Measures Taken by Trademark Owners to Prevent Genericide
Many trademark holders fail to employ precautions when a product is patented. No other competitor has the right to manufacture the product for 17 years regardless of its name. This is the case with Aspirin. During the life of the patent for Aspirin, the owner did not attempt to create some generic name for the product before popularising the trademarked name. On the contrary, the generic use of the term was popularised. By the time the patent lapsed, it was too late to recover the Trademark. Aspirin was now generic.
Trademark owners who are well-educated on the subject are aware of the measures that must be taken to prevent genericide. When a new product is brought into the market, it is essential to introduce a brand name and a generic name to go along with it so that the consuming public does not have to use the brand name to identify competing products and services. Examples of this are “Palm Pilot - connected organisers”, “Walkman - personal stereos”, and “Books2Go - library services.”
“Escalator” might still have been a trademark if its owners promoted the product as a “moving stairway”, apart from the Trademark itself. Owners of trademarks must make it a rule not to use them as nouns or verbs but as adjectives. While doing so, an important nuance is always to capitalise the mark used. This will help reduce any genericity associated with it.
However, the above rules are no guarantee that the mark will never enter publici juris. For instance, “Light Beer” and “Lite Beer” were deemed as generic because they both denote a kind of beer that is light in taste and low in alcohol content and calories. This is why trademark owners must have an alternate term that is not too descriptive or so complicated that the public does not accept it.
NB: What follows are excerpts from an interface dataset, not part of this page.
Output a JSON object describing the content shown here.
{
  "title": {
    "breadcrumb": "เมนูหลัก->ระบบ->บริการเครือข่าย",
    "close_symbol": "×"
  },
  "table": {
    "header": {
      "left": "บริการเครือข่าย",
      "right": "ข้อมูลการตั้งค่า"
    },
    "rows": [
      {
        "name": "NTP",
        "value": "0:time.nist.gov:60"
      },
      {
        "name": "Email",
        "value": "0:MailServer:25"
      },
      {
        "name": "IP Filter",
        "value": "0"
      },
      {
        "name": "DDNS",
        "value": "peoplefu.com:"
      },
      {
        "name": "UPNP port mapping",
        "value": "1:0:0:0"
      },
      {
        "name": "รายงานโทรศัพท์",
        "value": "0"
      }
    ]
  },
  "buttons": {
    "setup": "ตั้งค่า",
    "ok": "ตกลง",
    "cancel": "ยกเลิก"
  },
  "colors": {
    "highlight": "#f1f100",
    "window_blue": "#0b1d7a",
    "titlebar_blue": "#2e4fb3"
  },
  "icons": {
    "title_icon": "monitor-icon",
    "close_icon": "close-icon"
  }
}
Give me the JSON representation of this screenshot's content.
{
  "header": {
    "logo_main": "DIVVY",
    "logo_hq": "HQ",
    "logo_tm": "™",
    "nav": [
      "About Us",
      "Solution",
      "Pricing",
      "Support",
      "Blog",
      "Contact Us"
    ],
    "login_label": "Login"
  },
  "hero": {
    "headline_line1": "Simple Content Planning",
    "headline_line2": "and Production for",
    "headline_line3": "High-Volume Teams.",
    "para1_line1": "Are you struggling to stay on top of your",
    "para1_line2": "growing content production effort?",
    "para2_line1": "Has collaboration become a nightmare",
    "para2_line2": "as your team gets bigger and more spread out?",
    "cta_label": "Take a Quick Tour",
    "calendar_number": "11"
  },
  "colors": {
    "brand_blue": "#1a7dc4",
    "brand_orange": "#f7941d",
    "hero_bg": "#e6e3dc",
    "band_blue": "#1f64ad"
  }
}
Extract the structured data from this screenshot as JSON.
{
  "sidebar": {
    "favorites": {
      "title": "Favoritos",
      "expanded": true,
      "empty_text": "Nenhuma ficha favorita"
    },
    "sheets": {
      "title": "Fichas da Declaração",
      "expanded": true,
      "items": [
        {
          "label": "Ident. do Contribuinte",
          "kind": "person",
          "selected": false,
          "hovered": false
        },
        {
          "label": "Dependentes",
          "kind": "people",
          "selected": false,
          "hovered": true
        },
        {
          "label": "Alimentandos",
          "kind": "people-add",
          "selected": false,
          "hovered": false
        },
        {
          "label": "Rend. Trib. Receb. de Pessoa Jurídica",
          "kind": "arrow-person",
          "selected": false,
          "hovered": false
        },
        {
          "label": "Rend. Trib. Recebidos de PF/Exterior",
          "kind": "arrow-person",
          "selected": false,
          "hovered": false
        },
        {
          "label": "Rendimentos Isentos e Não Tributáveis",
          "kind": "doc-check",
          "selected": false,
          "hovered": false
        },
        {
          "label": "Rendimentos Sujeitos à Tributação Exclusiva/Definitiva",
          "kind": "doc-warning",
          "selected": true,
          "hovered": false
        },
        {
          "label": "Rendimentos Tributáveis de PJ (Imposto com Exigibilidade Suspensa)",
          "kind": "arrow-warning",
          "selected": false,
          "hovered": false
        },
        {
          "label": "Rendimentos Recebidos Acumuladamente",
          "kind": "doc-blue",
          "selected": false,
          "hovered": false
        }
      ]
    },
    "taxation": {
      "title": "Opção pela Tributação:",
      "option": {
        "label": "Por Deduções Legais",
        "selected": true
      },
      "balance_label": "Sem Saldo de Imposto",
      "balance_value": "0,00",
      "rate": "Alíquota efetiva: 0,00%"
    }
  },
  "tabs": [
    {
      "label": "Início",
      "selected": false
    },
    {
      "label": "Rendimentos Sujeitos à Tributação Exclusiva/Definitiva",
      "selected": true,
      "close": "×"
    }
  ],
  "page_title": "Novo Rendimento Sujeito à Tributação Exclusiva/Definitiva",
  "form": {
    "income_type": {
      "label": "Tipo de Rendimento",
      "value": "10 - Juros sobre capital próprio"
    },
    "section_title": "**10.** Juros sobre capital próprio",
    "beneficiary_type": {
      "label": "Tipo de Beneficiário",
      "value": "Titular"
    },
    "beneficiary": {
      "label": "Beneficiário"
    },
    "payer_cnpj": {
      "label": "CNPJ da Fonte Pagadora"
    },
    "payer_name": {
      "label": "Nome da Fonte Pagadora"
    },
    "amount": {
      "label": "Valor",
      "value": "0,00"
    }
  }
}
While they may seem insignificant at first glance, these measures go a long way in safeguarding the rights associated with a trademark. Any threat to a mark can be warded off if a more generic description of the good is popularised. This step is potent because the Indian statute awards a two year grace period after the expiry of a patent before the Trademark becomes cancellable.
This grace period can be used to form a separate trademark from the generic name of the good or service in case this has not been undertaken before the patent’s expiry. For example, Chrysler promoted awareness of its trademark “Jeep” with a very creative advertising campaign - “They invented S.U.V. because they can’t call them “Jeep”.” Here, one understands that S.U.V. is a generic name while “Jeep” is Chrysler’s Trademark. Further measures can be to use capital letters, place the mark in quotes, use various distinct fonts, and use the term “Registered” or the symbols ® or ™.
‘Trademark Policing’ is another practical step in fighting genericide. Alertness and willingness to act against the misuse of trademarks are prerequisites for the proper use of this method. Users of trademarks, including licensees, the media and the consumers, must be educated on appropriate usage. If a mark is being used haphazardly, steps must be employed to restrain that sort of usage.